success. Thus the involvement of commercial banks in micro finance sector should not be
based on any government mandate, subsidy or target. The sole benefit of the society as well
as commercial banks is the adoption of micro finance as a business. (Source: The Role of
Commercial Banks in Microfinance: Asia-Pacific Region Ruth Goodwin-Groen, 1998)
Involving commercial banks in micro finance would be a step to take these services at the
doorstep of the potential customer, because if only some government agency or state bank is
involved the extensiveness as regard to area covered cannot be brought.
On the other hand commercial banks need not to make any special arrangements to cater for
micro finance operations. Only a new "micro finance" counter might be needed in the
existing branches. Thus there would be no high setup cost for the commercial banks to
venture into this sector.
In short I see micro finance as a very promising sector for commercial banks and on the
other hand simultaneously it would help the standard of living to rise; and attached with it
the literacy rate, employment level, socio-economic development would also take place.
Table of Contents:
  1. Financial Environment & Role of Financial Institutions:FINANCIAL MARKETS &INSTITUTIONS
  2. FINANCIAL INSTITUTIONS:Non Banking Financial Companies
  3. CENTRAL BANK:Activities and responsibilities, Interest Rate Interventions
  4. POLICY INSTRUMENTS:Open Market Operations, Capital Requirements
  5. BALANCE OF TRADE:Balance of Payments Equilibrium, Public Policy and Financial Stability
  6. STATE BANK OF PAKISTAN:History, Regulation of Liquidity, Departments
  10. STATE BANK OF PAKISTAN - VARIOUS DEPARTMENTS (Contd.):Human Resources Department
  13. PAKISTAN ECONOMIC AID & DEBT:Macroeconomic Stability, Strengthening Institutions
  14. INCREASING FOREIGN DIRECT INVESTMENT:Industrial Sector, Managing the Debt
  15. ROLE OF COMMERCIAL BANKS:Services Typically Offered by Banks, Types of banks
  16. ROLE OF COMMERCIAL BANKS:Types of investment banks, The Management of the Banks
  17. ROLE OF COMMERCIAL BANKS:Public perceptions of banks, Capital adequacy, Liquidity
  19. ROLE OF COMMERCIAL BANKING:Private Deposit Insurance,
  20. BRANCH BANKING IN PAKISTAN:Remittances, Online Fund Transfer
  22. Mutual funds:Types of international mutual funds, Mutual funds vs. other investments
  23. Mutual Funds:Criticism of managed mutual funds, Money Market Fund
  24. Mutual Funds:Balanced Funds, Growth Funds, Specialized Funds, Measuring Risks
  25. Mutual Funds:Cost of Ownership, Redemption Fee, Reports to Shareholders
  26. Mutual Funds:Internet Fraud, The Pyramid Scheme, How to Avoid Investment Fraud
  27. Mutual Funds:Investing In International Mutual Funds, How to Pre-Select a Mutual Fund
  28. Role of Investment Banks:Recent evolution of the business, Possible conflicts of interest

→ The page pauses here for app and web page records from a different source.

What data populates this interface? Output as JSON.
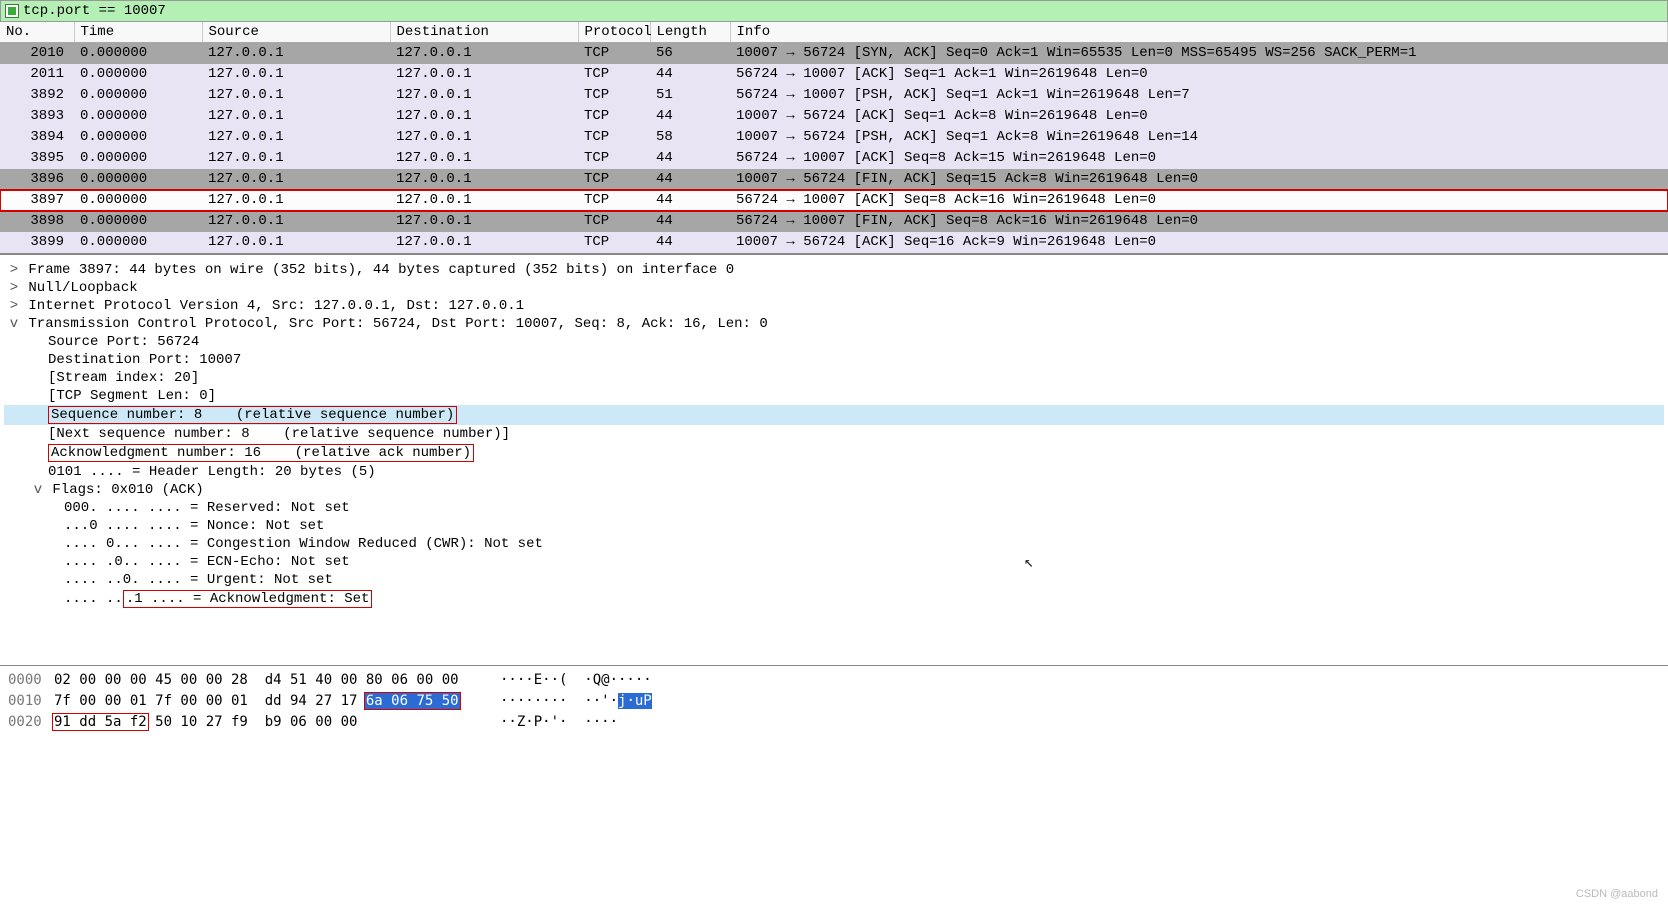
{
  "filter": {
    "text": "tcp.port == 10007"
  },
  "columns": {
    "no": "No.",
    "time": "Time",
    "source": "Source",
    "destination": "Destination",
    "protocol": "Protocol",
    "length": "Length",
    "info": "Info"
  },
  "packets": [
    {
      "no": "2010",
      "time": "0.000000",
      "src": "127.0.0.1",
      "dst": "127.0.0.1",
      "proto": "TCP",
      "len": "56",
      "info": "10007 → 56724 [SYN, ACK] Seq=0 Ack=1 Win=65535 Len=0 MSS=65495 WS=256 SACK_PERM=1",
      "cls": "bg-grey"
    },
    {
      "no": "2011",
      "time": "0.000000",
      "src": "127.0.0.1",
      "dst": "127.0.0.1",
      "proto": "TCP",
      "len": "44",
      "info": "56724 → 10007 [ACK] Seq=1 Ack=1 Win=2619648 Len=0",
      "cls": "bg-lav"
    },
    {
      "no": "3892",
      "time": "0.000000",
      "src": "127.0.0.1",
      "dst": "127.0.0.1",
      "proto": "TCP",
      "len": "51",
      "info": "56724 → 10007 [PSH, ACK] Seq=1 Ack=1 Win=2619648 Len=7",
      "cls": "bg-lav"
    },
    {
      "no": "3893",
      "time": "0.000000",
      "src": "127.0.0.1",
      "dst": "127.0.0.1",
      "proto": "TCP",
      "len": "44",
      "info": "10007 → 56724 [ACK] Seq=1 Ack=8 Win=2619648 Len=0",
      "cls": "bg-lav"
    },
    {
      "no": "3894",
      "time": "0.000000",
      "src": "127.0.0.1",
      "dst": "127.0.0.1",
      "proto": "TCP",
      "len": "58",
      "info": "10007 → 56724 [PSH, ACK] Seq=1 Ack=8 Win=2619648 Len=14",
      "cls": "bg-lav"
    },
    {
      "no": "3895",
      "time": "0.000000",
      "src": "127.0.0.1",
      "dst": "127.0.0.1",
      "proto": "TCP",
      "len": "44",
      "info": "56724 → 10007 [ACK] Seq=8 Ack=15 Win=2619648 Len=0",
      "cls": "bg-lav"
    },
    {
      "no": "3896",
      "time": "0.000000",
      "src": "127.0.0.1",
      "dst": "127.0.0.1",
      "proto": "TCP",
      "len": "44",
      "info": "10007 → 56724 [FIN, ACK] Seq=15 Ack=8 Win=2619648 Len=0",
      "cls": "bg-grey"
    },
    {
      "no": "3897",
      "time": "0.000000",
      "src": "127.0.0.1",
      "dst": "127.0.0.1",
      "proto": "TCP",
      "len": "44",
      "info": "56724 → 10007 [ACK] Seq=8 Ack=16 Win=2619648 Len=0",
      "cls": "bg-sel",
      "sel": true
    },
    {
      "no": "3898",
      "time": "0.000000",
      "src": "127.0.0.1",
      "dst": "127.0.0.1",
      "proto": "TCP",
      "len": "44",
      "info": "56724 → 10007 [FIN, ACK] Seq=8 Ack=16 Win=2619648 Len=0",
      "cls": "bg-grey"
    },
    {
      "no": "3899",
      "time": "0.000000",
      "src": "127.0.0.1",
      "dst": "127.0.0.1",
      "proto": "TCP",
      "len": "44",
      "info": "10007 → 56724 [ACK] Seq=16 Ack=9 Win=2619648 Len=0",
      "cls": "bg-lav"
    }
  ],
  "detail": {
    "frame": "Frame 3897: 44 bytes on wire (352 bits), 44 bytes captured (352 bits) on interface 0",
    "null": "Null/Loopback",
    "ip": "Internet Protocol Version 4, Src: 127.0.0.1, Dst: 127.0.0.1",
    "tcp": "Transmission Control Protocol, Src Port: 56724, Dst Port: 10007, Seq: 8, Ack: 16, Len: 0",
    "srcport": "Source Port: 56724",
    "dstport": "Destination Port: 10007",
    "stream": "[Stream index: 20]",
    "seglen": "[TCP Segment Len: 0]",
    "seq": "Sequence number: 8    (relative sequence number)",
    "nextseq": "[Next sequence number: 8    (relative sequence number)]",
    "ack": "Acknowledgment number: 16    (relative ack number)",
    "hdrlen": "0101 .... = Header Length: 20 bytes (5)",
    "flags": "Flags: 0x010 (ACK)",
    "f_res": "000. .... .... = Reserved: Not set",
    "f_nonce": "...0 .... .... = Nonce: Not set",
    "f_cwr": ".... 0... .... = Congestion Window Reduced (CWR): Not set",
    "f_ecn": ".... .0.. .... = ECN-Echo: Not set",
    "f_urg": ".... ..0. .... = Urgent: Not set",
    "f_ack": ".... ...1 .... = Acknowledgment: Set",
    "f_ack_pre": ".... ..",
    "f_ack_box": ".1 .... = Acknowledgment: Set"
  },
  "hex": {
    "r0": {
      "off": "0000",
      "b": "02 00 00 00 45 00 00 28  d4 51 40 00 80 06 00 00",
      "a": "····E··(  ·Q@·····"
    },
    "r1": {
      "off": "0010",
      "b1": "7f 00 00 01 7f 00 00 01  dd 94 27 17 ",
      "b2": "6a 06 75 50",
      "a1": "········  ··'·",
      "a2": "j·uP"
    },
    "r2": {
      "off": "0020",
      "b1": "91 dd 5a f2",
      "b2": " 50 10 27 f9  b9 06 00 00",
      "a": "··Z·P·'·  ····"
    }
  },
  "watermark": "CSDN @aabond"
}
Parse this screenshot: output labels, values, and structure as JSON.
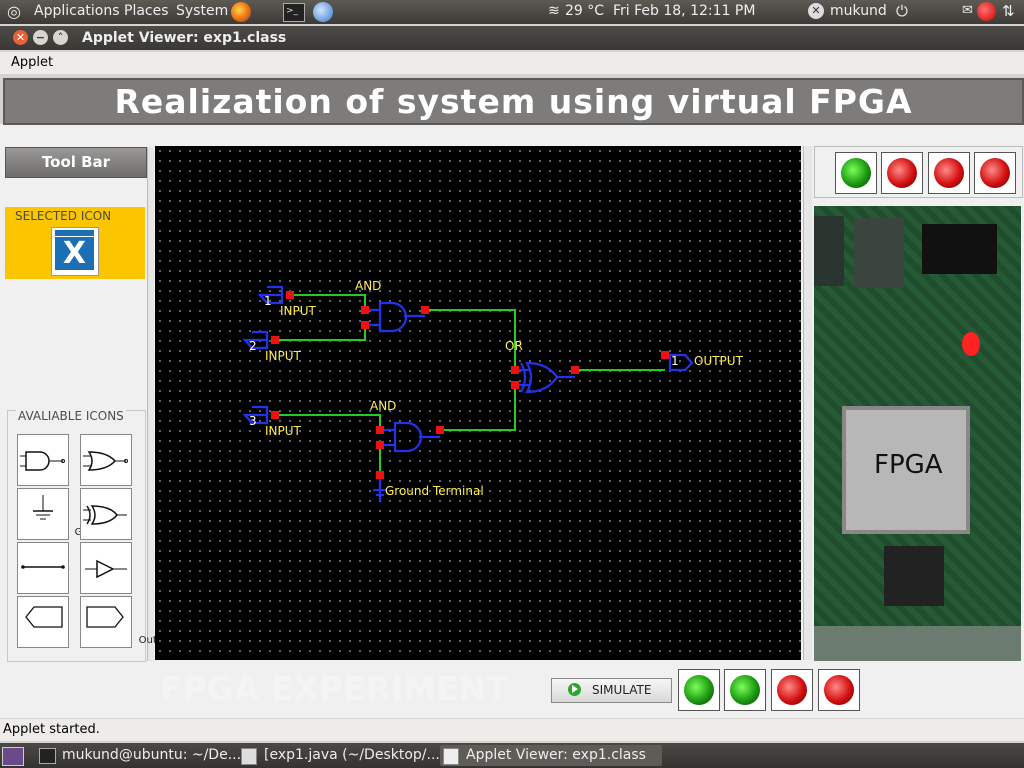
{
  "top_panel": {
    "menu": [
      "Applications",
      "Places",
      "System"
    ],
    "weather": "29 °C",
    "clock": "Fri Feb 18, 12:11 PM",
    "user": "mukund"
  },
  "window": {
    "title": "Applet Viewer: exp1.class",
    "menu": "Applet"
  },
  "banner": "Realization of system using virtual FPGA",
  "toolbar": {
    "button": "Tool Bar",
    "selected_title": "SELECTED ICON",
    "available_title": "AVALIABLE ICONS",
    "icons": [
      "",
      "",
      "Ground",
      "",
      "Wire",
      "",
      "Input",
      "Output"
    ]
  },
  "canvas": {
    "labels": {
      "and1": "AND",
      "and2": "AND",
      "or": "OR",
      "in1_num": "1",
      "in2_num": "2",
      "in3_num": "3",
      "in1": "INPUT",
      "in2": "INPUT",
      "in3": "INPUT",
      "out_num": "1",
      "out": "OUTPUT",
      "ground": "Ground Terminal"
    }
  },
  "right_panel": {
    "leds": [
      "green",
      "red",
      "red",
      "red"
    ],
    "chip_label": "FPGA"
  },
  "bottom": {
    "title": "FPGA EXPERIMENT",
    "simulate": "SIMULATE",
    "leds": [
      "green",
      "green",
      "red",
      "red"
    ]
  },
  "status": "Applet started.",
  "taskbar": [
    "mukund@ubuntu: ~/De...",
    "[exp1.java (~/Desktop/...",
    "Applet Viewer: exp1.class"
  ],
  "colors": {
    "wire": "#22cc22",
    "gate": "#2233ee",
    "pin": "#ee1111",
    "label": "#ffee55",
    "selected_panel": "#fbc600"
  }
}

  29. Letter of Credit:Elements of a Letter of Credit, Commercial Invoice, Tips for Exporters
  30. Letter of Credit and International Trade:Terminology, Risks in International Trade
  31. Foreign Exchange & Financial Institutions:Investment management firms, Exchange Traded Fund
  32. Foreign Exchange:Factors affecting currency trading, Economic conditions include
  33. Leasing Companies:Basic Purpose of Leasing, Technological Benefits
  34. The Leasing Sector in Pakistan and its Role in Capital Investment
  35. Role of Insurance Companies:Indemnification, Insurer’s business model
  36. Role of Insurance Companies:Life insurance and saving
  37. Role of financial Institutions in Agriculture Sector:What is “Revolving Credit Scheme”?
  38. Agriculture Sector and Financial Institutions of Pakistan:What is SMEs
  39. Can Government of Pakistan Lay a Pivotal Role in this Sector?:Business Environment
  40. Financial Crimes:Process of Money Laundering, Terrorist Financing
  41. DFIs & Risk Management:Managing Credit Risk, Managing Operational Risk
  42. Banking Fraud & Misleading Activities:Rogue Traders, Uninsured Deposits
  43. The Collapse of ENRON:Auditing Issues, Corporate Governance Issues, Corrective Actions
  44. Classic Financial Scandals:Corruption, Discovery, Black Wednesday